_Work order_.
Only the lines that hold the word "Tổng" are wanted from this listing.

_Information_.

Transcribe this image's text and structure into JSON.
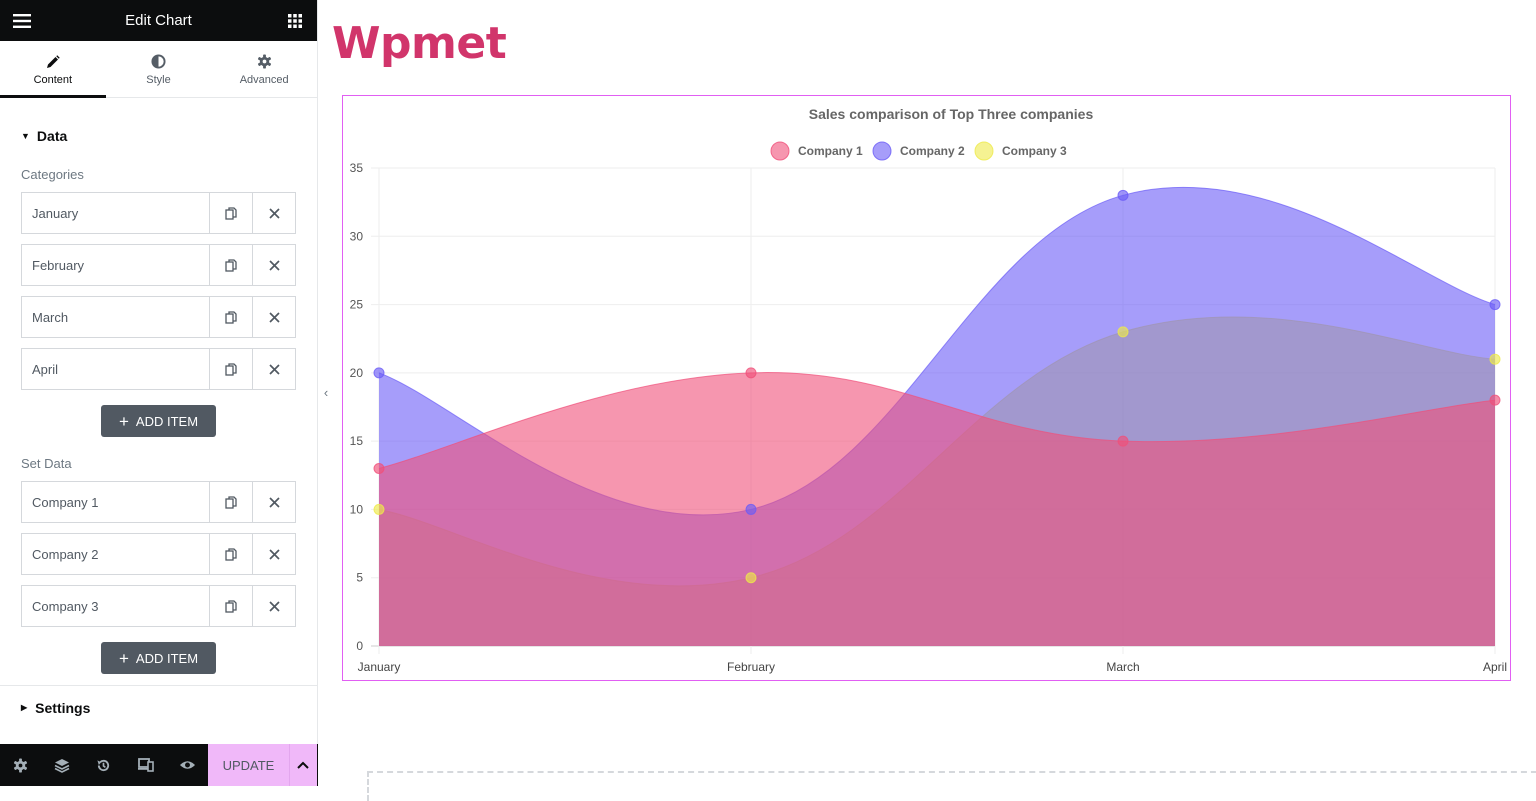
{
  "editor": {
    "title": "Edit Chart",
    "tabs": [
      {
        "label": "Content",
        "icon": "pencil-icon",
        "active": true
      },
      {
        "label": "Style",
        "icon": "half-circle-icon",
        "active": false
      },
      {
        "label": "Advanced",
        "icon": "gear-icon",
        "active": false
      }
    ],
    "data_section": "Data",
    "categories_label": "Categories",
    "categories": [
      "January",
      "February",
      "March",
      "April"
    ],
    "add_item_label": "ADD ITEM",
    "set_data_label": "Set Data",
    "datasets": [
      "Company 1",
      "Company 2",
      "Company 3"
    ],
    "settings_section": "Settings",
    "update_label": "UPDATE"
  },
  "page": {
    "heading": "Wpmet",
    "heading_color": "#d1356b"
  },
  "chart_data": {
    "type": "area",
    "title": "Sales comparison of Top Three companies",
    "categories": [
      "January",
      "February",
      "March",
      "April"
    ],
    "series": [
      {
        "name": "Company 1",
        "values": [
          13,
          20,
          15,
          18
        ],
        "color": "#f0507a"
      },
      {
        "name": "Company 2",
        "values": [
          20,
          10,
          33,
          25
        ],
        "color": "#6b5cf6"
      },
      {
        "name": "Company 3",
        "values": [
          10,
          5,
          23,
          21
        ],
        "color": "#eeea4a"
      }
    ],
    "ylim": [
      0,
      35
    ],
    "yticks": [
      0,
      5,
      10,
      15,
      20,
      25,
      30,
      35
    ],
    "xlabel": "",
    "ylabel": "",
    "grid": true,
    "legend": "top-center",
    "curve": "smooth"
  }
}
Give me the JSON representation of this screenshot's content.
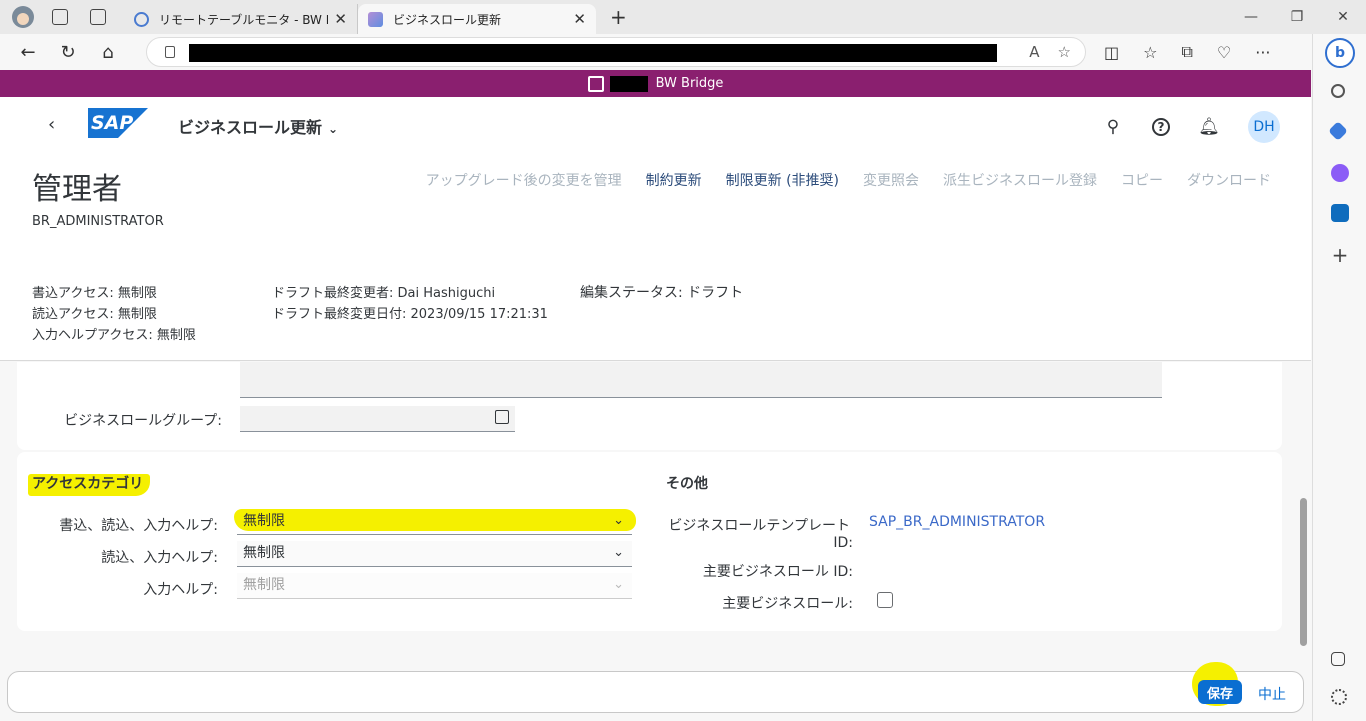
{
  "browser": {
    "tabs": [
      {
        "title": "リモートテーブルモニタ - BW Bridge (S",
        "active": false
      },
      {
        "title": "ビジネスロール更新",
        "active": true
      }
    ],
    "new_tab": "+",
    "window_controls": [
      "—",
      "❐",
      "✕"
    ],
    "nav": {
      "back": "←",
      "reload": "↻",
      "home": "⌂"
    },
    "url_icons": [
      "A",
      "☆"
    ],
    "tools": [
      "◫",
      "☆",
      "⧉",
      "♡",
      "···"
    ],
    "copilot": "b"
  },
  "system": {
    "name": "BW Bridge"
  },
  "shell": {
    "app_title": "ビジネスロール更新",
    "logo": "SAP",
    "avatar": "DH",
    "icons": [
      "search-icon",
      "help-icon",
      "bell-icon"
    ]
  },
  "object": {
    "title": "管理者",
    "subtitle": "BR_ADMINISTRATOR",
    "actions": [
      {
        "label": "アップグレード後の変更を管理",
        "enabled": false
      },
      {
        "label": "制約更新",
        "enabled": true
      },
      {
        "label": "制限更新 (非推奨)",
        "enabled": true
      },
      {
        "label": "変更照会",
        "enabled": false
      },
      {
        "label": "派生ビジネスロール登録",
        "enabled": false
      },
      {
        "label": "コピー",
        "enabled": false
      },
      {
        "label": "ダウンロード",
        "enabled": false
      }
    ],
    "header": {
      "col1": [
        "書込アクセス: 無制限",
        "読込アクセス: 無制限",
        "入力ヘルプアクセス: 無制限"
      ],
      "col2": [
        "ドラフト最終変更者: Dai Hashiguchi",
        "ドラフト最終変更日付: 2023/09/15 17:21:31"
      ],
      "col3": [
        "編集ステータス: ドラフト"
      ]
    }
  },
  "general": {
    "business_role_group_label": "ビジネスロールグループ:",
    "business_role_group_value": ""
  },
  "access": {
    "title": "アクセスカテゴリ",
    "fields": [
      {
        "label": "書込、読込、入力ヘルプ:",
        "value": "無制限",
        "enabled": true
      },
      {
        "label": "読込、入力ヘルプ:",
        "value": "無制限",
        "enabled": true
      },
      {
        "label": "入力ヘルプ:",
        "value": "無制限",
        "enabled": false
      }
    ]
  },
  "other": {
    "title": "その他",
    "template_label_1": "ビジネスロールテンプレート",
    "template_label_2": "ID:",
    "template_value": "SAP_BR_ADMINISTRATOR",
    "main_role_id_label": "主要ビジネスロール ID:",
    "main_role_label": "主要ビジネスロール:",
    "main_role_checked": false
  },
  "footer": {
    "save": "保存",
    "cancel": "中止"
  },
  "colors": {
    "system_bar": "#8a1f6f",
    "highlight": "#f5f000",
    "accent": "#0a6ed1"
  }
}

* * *

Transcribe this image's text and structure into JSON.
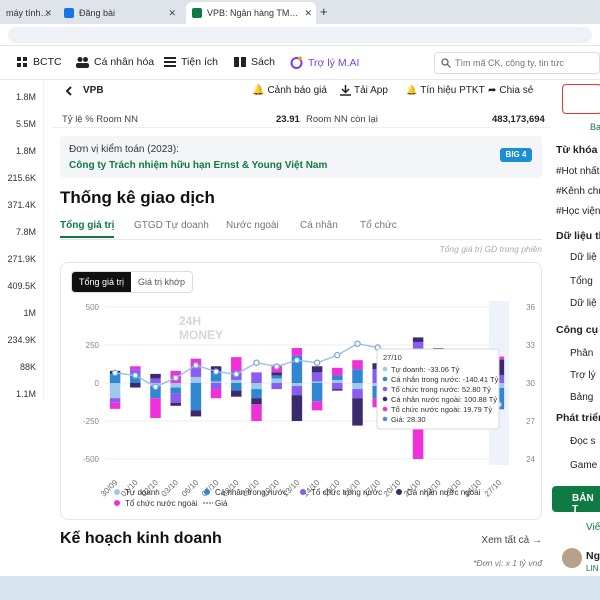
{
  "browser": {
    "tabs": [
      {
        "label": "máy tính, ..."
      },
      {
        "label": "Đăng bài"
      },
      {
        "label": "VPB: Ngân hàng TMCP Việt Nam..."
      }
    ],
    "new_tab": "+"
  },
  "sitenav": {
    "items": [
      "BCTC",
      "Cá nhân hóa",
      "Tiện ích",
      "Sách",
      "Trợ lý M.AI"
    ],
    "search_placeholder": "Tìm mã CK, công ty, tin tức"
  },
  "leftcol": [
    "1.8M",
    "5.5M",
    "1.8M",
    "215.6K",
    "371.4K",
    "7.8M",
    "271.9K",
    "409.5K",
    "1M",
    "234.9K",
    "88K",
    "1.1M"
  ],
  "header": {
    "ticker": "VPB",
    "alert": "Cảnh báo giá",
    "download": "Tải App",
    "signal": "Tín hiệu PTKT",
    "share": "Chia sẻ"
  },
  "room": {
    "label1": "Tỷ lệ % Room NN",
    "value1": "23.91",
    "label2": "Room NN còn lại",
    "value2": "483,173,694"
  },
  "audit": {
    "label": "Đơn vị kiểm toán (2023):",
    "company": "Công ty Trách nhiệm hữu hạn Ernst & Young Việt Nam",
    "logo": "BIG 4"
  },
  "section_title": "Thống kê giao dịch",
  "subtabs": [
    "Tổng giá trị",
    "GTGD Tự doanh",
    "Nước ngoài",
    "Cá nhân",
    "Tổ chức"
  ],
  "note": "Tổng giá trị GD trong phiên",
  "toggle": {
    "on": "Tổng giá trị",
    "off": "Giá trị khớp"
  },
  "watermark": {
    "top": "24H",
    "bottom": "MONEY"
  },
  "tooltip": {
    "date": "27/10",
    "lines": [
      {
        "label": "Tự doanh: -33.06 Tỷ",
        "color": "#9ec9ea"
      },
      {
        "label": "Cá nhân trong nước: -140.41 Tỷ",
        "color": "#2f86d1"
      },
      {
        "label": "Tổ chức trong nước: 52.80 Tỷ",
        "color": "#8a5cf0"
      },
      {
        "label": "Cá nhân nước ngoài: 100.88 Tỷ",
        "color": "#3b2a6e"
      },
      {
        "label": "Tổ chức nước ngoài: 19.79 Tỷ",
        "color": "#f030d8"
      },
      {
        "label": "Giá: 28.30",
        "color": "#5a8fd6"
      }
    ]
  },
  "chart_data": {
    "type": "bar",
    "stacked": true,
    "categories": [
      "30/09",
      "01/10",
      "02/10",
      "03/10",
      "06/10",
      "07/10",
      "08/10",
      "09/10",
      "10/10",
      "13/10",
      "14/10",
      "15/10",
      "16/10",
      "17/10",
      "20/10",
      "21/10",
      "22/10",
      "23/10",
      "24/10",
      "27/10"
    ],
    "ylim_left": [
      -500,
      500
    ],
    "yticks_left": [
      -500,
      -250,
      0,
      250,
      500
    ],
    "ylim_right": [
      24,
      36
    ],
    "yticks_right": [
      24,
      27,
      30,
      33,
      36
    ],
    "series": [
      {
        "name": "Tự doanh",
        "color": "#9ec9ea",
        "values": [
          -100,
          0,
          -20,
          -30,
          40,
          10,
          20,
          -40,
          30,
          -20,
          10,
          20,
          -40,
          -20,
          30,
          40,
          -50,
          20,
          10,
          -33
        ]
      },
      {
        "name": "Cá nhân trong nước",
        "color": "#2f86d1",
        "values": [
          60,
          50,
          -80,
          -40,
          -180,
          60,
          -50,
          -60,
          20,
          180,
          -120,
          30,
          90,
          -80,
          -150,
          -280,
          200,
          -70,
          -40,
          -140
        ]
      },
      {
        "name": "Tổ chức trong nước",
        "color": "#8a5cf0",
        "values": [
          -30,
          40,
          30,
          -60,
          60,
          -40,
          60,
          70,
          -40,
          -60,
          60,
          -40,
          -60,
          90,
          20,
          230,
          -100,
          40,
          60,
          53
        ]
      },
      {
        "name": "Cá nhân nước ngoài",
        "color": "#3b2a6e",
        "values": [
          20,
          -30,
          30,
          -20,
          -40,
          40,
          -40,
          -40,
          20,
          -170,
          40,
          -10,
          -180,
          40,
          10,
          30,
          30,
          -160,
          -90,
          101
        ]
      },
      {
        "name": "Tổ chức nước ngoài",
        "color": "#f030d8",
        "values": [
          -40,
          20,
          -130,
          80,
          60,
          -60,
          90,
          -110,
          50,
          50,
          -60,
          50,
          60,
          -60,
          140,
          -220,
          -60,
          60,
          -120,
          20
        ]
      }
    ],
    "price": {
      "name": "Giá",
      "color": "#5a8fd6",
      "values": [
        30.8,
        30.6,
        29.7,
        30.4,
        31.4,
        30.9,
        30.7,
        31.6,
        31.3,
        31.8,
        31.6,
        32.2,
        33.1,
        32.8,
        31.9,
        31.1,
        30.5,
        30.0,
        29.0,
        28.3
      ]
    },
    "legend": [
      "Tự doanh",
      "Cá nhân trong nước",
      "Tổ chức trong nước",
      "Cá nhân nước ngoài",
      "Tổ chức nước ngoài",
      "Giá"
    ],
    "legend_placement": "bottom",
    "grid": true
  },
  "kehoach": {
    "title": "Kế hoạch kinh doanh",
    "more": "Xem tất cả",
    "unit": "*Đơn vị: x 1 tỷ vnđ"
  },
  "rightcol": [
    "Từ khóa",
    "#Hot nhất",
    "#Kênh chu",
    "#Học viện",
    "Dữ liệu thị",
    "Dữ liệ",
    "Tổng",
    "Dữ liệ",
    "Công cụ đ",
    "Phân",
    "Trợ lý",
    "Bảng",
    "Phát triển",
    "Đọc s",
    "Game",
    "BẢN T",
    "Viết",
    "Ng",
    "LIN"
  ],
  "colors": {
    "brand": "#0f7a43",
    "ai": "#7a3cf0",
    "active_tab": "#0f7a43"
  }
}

_Response for this exercise_.
    "Tổng giá trị",
  "note": "Tổng giá trị GD trong phiên",
    "on": "Tổng giá trị",
    "Tổng",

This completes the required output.